Tonight during my weekly French Skype conversation with Philippe, I said that if I did come to Paris this January, I would probably want to take a side trip to Alsace. He kept asking me to repeat myself because he had no idea what I meant. I said over and over again, “Alsace. Alsace. Alsace.” Finally he exclaimed, “Oh, Alsace!” I asked, “Isn’t that what I said?” Apparently the s in Alsace should be pronounced more like a z.
Immediately after my call, I headed to the laundromat to pick up my wash. I told Millie, the Latina woman who works there, that I was thinking about taking a Spanish class this spring and that if I did I’d start talking to her only in Spanish. Forgetting all about actual conjugation, I added, “Tratar,” which means, “to try,” though I intended to tell her, “I’ll try.” Millie kept asking me to repeat myself. I said over and over again, “Tratar. Tratar. Tratar.” Finally she exclaimed, “Oh, tratar!”
So there you have it. I can learn all the French and Spanish in the world but people are still going to have no idea what I am saying because my ear and my accent are so terrible.
Merde! (Another word I cannot pronounce correctly.)
(Photo: Colin Mutchler)

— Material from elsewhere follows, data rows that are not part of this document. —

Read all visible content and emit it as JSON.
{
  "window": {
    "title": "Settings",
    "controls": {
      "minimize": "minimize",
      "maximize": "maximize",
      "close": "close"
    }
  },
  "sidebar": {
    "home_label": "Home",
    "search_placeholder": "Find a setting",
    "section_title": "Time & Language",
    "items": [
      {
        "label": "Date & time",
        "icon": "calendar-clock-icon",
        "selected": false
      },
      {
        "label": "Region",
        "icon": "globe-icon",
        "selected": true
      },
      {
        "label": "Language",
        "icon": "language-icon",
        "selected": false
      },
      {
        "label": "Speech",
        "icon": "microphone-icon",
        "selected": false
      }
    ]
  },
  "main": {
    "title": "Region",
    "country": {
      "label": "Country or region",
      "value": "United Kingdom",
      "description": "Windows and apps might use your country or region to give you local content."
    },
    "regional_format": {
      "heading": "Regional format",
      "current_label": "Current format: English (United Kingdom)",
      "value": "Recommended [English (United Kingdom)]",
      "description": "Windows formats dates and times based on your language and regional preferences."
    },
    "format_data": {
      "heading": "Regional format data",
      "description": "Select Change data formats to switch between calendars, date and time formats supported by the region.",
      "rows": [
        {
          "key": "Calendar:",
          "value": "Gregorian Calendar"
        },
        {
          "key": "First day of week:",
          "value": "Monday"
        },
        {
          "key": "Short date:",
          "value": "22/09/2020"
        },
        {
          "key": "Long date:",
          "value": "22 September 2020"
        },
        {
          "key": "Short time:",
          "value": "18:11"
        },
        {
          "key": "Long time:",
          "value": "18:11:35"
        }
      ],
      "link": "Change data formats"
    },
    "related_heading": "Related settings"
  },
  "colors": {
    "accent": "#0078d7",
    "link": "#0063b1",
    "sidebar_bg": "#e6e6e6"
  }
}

My new miles credit card arrived in the mail and I was thisclose to registering for the NYU Spanish class with it, but nagging doubts held me back. Is it completely stupid to begin studying one language when you are just getting the hang of another one? Will it confuse my brain and ensure I learn neither French nor Spanish effectively? Wouldn’t it be a more satisfying use of $500 to go on a vacation somewhere Spanish-speaking instead? Or to put the money into my savings account towards my immersion sabbatical? Do I have the discipline to attend three hours of class each week after eight hours at work? And will I actually put in the time to do any of the homework when I already spend two nights a week practicing French?
Then there are the misgivings about my nascent plan to spend my winter vacation in Paris. Why on earth would someone with seasonal affective disorder go to a place that’s even grayer and damper than the one where she lives? Shouldn’t sunshine and heat be on my agenda instead? Why would someone with limited funds go somewhere she has been before and did not feel the need to ever go back to? Is it not silly to spend my one week out of town in another humongous town, doing things that are the French equivalent of the same things I do back home?
Both decisions seem like they come down to one central question: Will I allow myself to embrace plans that are completely illogical simply because I really want to do them?
Stay tuned to find out…
(Photo: my most contented moment in Argentina, posted here to remind me that sometimes the best decisions are also the most random ones, made by an inscrutable heart.)
So thankful I got the opportunity to make these videos.
(The videos are part of a multimedia series called “Typhoon Haiyan: Portraits of Recovery.”)